What you will do ▸
Write only how many lines of the listing below include the string "true".
______________________________
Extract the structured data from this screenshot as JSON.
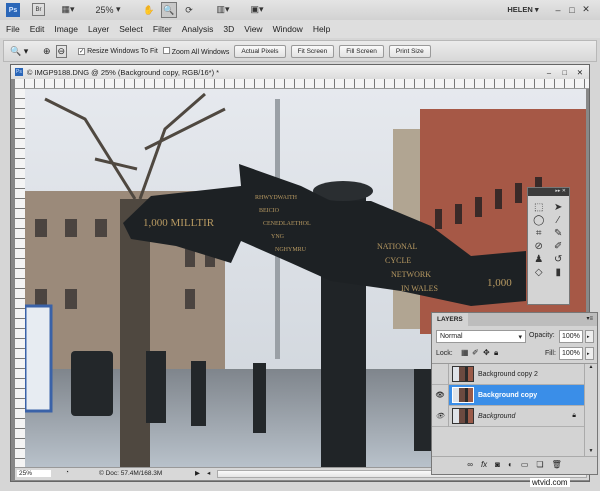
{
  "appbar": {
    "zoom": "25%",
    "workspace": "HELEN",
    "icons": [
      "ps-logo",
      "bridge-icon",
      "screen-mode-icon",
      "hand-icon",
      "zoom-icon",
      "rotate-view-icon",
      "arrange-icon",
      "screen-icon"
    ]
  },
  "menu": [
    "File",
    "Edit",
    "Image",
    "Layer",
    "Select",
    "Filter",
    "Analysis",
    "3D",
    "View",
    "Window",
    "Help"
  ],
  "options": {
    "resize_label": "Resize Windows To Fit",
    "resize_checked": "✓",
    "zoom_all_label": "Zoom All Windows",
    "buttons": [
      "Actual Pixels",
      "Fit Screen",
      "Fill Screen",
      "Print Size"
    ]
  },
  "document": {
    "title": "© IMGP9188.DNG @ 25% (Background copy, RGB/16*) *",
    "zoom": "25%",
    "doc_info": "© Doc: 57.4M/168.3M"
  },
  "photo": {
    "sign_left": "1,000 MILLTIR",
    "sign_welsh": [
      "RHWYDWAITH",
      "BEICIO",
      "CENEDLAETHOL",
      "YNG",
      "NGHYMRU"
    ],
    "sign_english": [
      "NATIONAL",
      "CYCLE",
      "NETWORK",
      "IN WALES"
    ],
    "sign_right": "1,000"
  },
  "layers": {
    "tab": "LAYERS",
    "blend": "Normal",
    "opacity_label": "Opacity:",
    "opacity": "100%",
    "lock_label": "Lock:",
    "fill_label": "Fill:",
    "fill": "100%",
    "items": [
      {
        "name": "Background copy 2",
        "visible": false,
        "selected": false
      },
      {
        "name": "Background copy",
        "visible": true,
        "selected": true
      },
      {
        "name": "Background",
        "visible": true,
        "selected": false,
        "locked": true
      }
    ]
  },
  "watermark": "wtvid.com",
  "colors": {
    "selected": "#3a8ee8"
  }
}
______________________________
Answer to the problem ▸
4